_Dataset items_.
━━━━━━━━━━━━━━━━
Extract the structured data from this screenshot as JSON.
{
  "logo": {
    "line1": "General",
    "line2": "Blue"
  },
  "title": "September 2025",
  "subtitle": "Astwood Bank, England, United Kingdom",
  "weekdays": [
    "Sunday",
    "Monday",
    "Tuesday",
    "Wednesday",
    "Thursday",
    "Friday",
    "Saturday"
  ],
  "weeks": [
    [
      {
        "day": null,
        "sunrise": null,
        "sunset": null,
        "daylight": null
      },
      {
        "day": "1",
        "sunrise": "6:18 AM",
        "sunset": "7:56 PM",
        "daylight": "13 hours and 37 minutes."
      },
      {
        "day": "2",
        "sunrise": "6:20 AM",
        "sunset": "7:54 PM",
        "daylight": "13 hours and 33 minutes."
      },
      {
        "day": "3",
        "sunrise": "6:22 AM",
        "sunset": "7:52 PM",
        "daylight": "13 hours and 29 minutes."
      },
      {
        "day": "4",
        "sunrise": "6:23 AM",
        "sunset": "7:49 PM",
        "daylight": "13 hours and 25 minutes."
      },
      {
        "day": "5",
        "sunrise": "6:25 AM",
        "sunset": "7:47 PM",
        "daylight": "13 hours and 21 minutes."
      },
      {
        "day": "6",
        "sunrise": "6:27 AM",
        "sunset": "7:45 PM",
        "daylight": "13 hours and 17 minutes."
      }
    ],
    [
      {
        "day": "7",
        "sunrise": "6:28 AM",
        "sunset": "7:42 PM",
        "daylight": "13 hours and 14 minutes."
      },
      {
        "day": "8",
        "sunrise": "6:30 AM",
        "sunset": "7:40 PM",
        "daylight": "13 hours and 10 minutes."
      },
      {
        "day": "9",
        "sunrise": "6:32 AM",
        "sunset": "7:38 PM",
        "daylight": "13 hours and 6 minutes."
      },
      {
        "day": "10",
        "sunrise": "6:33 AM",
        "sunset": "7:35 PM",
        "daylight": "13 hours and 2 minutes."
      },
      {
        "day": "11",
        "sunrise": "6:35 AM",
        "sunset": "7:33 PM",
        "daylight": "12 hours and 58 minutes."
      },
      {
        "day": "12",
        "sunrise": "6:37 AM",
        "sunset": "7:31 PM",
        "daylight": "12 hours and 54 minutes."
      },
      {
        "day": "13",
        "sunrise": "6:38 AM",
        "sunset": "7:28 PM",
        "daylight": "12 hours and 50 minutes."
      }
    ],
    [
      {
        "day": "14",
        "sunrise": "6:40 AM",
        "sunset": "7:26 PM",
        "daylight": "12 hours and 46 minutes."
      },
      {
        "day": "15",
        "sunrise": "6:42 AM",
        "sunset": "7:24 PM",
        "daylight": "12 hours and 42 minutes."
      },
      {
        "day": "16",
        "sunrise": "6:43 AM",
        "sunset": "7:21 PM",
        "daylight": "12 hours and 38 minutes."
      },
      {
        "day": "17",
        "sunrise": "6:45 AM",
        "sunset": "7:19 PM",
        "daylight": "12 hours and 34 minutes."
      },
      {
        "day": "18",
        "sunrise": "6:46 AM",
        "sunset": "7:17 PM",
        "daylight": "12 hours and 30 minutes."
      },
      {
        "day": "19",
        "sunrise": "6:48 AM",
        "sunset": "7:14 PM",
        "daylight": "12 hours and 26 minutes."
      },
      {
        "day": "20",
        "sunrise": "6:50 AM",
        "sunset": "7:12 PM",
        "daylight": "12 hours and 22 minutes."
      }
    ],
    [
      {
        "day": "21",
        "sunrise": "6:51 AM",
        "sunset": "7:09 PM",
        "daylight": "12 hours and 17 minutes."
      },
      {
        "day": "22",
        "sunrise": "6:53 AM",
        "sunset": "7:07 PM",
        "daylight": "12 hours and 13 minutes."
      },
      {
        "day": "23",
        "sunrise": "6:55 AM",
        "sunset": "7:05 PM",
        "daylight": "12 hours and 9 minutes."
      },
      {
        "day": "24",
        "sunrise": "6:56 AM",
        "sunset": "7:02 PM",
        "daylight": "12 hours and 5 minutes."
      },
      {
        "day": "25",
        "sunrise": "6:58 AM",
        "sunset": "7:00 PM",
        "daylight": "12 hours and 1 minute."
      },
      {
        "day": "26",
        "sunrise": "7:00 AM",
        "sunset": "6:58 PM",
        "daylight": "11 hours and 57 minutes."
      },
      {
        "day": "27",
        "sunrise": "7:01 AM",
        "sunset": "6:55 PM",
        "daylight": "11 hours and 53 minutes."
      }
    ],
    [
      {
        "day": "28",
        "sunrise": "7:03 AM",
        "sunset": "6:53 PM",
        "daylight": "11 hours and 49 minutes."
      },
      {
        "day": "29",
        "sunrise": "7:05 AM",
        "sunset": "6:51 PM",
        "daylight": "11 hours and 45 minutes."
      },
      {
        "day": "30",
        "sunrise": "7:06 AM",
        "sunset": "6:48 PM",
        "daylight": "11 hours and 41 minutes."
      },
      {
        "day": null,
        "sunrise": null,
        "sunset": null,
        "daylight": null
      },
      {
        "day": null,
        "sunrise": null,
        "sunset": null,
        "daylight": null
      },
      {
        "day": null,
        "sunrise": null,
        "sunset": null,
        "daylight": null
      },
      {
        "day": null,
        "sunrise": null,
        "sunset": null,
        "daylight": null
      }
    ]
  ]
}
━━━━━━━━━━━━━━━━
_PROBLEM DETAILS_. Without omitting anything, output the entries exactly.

_THE COMPLETED TASK_.
Extract the structured data from this screenshot as JSON.
{
  "logo": {
    "line1": "General",
    "line2": "Blue"
  },
  "title": "September 2025",
  "subtitle": "Astwood Bank, England, United Kingdom",
  "weekdays": [
    "Sunday",
    "Monday",
    "Tuesday",
    "Wednesday",
    "Thursday",
    "Friday",
    "Saturday"
  ],
  "weeks": [
    [
      {
        "day": null,
        "sunrise": null,
        "sunset": null,
        "daylight": null
      },
      {
        "day": "1",
        "sunrise": "6:18 AM",
        "sunset": "7:56 PM",
        "daylight": "13 hours and 37 minutes."
      },
      {
        "day": "2",
        "sunrise": "6:20 AM",
        "sunset": "7:54 PM",
        "daylight": "13 hours and 33 minutes."
      },
      {
        "day": "3",
        "sunrise": "6:22 AM",
        "sunset": "7:52 PM",
        "daylight": "13 hours and 29 minutes."
      },
      {
        "day": "4",
        "sunrise": "6:23 AM",
        "sunset": "7:49 PM",
        "daylight": "13 hours and 25 minutes."
      },
      {
        "day": "5",
        "sunrise": "6:25 AM",
        "sunset": "7:47 PM",
        "daylight": "13 hours and 21 minutes."
      },
      {
        "day": "6",
        "sunrise": "6:27 AM",
        "sunset": "7:45 PM",
        "daylight": "13 hours and 17 minutes."
      }
    ],
    [
      {
        "day": "7",
        "sunrise": "6:28 AM",
        "sunset": "7:42 PM",
        "daylight": "13 hours and 14 minutes."
      },
      {
        "day": "8",
        "sunrise": "6:30 AM",
        "sunset": "7:40 PM",
        "daylight": "13 hours and 10 minutes."
      },
      {
        "day": "9",
        "sunrise": "6:32 AM",
        "sunset": "7:38 PM",
        "daylight": "13 hours and 6 minutes."
      },
      {
        "day": "10",
        "sunrise": "6:33 AM",
        "sunset": "7:35 PM",
        "daylight": "13 hours and 2 minutes."
      },
      {
        "day": "11",
        "sunrise": "6:35 AM",
        "sunset": "7:33 PM",
        "daylight": "12 hours and 58 minutes."
      },
      {
        "day": "12",
        "sunrise": "6:37 AM",
        "sunset": "7:31 PM",
        "daylight": "12 hours and 54 minutes."
      },
      {
        "day": "13",
        "sunrise": "6:38 AM",
        "sunset": "7:28 PM",
        "daylight": "12 hours and 50 minutes."
      }
    ],
    [
      {
        "day": "14",
        "sunrise": "6:40 AM",
        "sunset": "7:26 PM",
        "daylight": "12 hours and 46 minutes."
      },
      {
        "day": "15",
        "sunrise": "6:42 AM",
        "sunset": "7:24 PM",
        "daylight": "12 hours and 42 minutes."
      },
      {
        "day": "16",
        "sunrise": "6:43 AM",
        "sunset": "7:21 PM",
        "daylight": "12 hours and 38 minutes."
      },
      {
        "day": "17",
        "sunrise": "6:45 AM",
        "sunset": "7:19 PM",
        "daylight": "12 hours and 34 minutes."
      },
      {
        "day": "18",
        "sunrise": "6:46 AM",
        "sunset": "7:17 PM",
        "daylight": "12 hours and 30 minutes."
      },
      {
        "day": "19",
        "sunrise": "6:48 AM",
        "sunset": "7:14 PM",
        "daylight": "12 hours and 26 minutes."
      },
      {
        "day": "20",
        "sunrise": "6:50 AM",
        "sunset": "7:12 PM",
        "daylight": "12 hours and 22 minutes."
      }
    ],
    [
      {
        "day": "21",
        "sunrise": "6:51 AM",
        "sunset": "7:09 PM",
        "daylight": "12 hours and 17 minutes."
      },
      {
        "day": "22",
        "sunrise": "6:53 AM",
        "sunset": "7:07 PM",
        "daylight": "12 hours and 13 minutes."
      },
      {
        "day": "23",
        "sunrise": "6:55 AM",
        "sunset": "7:05 PM",
        "daylight": "12 hours and 9 minutes."
      },
      {
        "day": "24",
        "sunrise": "6:56 AM",
        "sunset": "7:02 PM",
        "daylight": "12 hours and 5 minutes."
      },
      {
        "day": "25",
        "sunrise": "6:58 AM",
        "sunset": "7:00 PM",
        "daylight": "12 hours and 1 minute."
      },
      {
        "day": "26",
        "sunrise": "7:00 AM",
        "sunset": "6:58 PM",
        "daylight": "11 hours and 57 minutes."
      },
      {
        "day": "27",
        "sunrise": "7:01 AM",
        "sunset": "6:55 PM",
        "daylight": "11 hours and 53 minutes."
      }
    ],
    [
      {
        "day": "28",
        "sunrise": "7:03 AM",
        "sunset": "6:53 PM",
        "daylight": "11 hours and 49 minutes."
      },
      {
        "day": "29",
        "sunrise": "7:05 AM",
        "sunset": "6:51 PM",
        "daylight": "11 hours and 45 minutes."
      },
      {
        "day": "30",
        "sunrise": "7:06 AM",
        "sunset": "6:48 PM",
        "daylight": "11 hours and 41 minutes."
      },
      {
        "day": null,
        "sunrise": null,
        "sunset": null,
        "daylight": null
      },
      {
        "day": null,
        "sunrise": null,
        "sunset": null,
        "daylight": null
      },
      {
        "day": null,
        "sunrise": null,
        "sunset": null,
        "daylight": null
      },
      {
        "day": null,
        "sunrise": null,
        "sunset": null,
        "daylight": null
      }
    ]
  ]
}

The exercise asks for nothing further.